*ASSIGNMENT*
Spot each line in the data below containing "gmail" and copy it.

*TASK DATA*
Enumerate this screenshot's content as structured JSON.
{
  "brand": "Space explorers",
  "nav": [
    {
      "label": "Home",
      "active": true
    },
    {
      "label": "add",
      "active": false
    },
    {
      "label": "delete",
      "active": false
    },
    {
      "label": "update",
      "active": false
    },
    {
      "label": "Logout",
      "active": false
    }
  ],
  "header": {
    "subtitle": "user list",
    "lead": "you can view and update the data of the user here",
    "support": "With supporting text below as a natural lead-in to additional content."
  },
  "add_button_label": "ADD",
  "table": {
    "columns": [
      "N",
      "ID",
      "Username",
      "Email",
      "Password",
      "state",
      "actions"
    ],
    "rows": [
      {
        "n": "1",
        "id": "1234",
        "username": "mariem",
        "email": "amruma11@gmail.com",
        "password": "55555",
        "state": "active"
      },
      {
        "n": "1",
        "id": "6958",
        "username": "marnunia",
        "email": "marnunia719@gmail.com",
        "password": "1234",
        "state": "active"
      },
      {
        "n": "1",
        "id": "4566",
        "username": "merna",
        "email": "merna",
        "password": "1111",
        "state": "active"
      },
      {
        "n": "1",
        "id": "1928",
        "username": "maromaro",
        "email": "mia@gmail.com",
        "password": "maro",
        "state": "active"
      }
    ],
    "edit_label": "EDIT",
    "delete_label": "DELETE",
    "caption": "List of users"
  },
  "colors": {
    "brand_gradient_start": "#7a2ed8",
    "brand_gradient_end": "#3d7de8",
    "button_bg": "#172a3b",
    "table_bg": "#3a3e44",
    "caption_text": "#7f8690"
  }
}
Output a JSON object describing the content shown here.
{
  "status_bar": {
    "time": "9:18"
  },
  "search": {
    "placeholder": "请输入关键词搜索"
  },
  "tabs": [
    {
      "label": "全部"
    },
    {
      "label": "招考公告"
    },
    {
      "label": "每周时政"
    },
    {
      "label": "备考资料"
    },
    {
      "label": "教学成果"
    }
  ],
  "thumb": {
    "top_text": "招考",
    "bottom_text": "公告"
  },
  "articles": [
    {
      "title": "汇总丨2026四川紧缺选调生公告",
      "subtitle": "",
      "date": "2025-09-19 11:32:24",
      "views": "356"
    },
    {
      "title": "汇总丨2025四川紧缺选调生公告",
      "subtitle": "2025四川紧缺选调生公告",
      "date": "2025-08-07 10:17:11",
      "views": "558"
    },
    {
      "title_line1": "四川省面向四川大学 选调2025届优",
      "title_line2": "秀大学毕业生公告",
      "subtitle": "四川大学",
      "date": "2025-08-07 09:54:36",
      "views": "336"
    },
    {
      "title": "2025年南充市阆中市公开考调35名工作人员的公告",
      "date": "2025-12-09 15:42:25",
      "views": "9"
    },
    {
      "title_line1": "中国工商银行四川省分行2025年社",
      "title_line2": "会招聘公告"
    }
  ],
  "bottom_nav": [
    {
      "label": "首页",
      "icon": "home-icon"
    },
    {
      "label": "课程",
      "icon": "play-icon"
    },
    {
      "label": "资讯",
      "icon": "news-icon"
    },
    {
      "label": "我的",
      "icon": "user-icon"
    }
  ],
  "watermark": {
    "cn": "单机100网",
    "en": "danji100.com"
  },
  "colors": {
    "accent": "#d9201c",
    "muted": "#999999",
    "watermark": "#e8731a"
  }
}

*WRITTEN ANSWER*
        "email": "amruma11@gmail.com",
        "email": "marnunia719@gmail.com",
        "email": "mia@gmail.com",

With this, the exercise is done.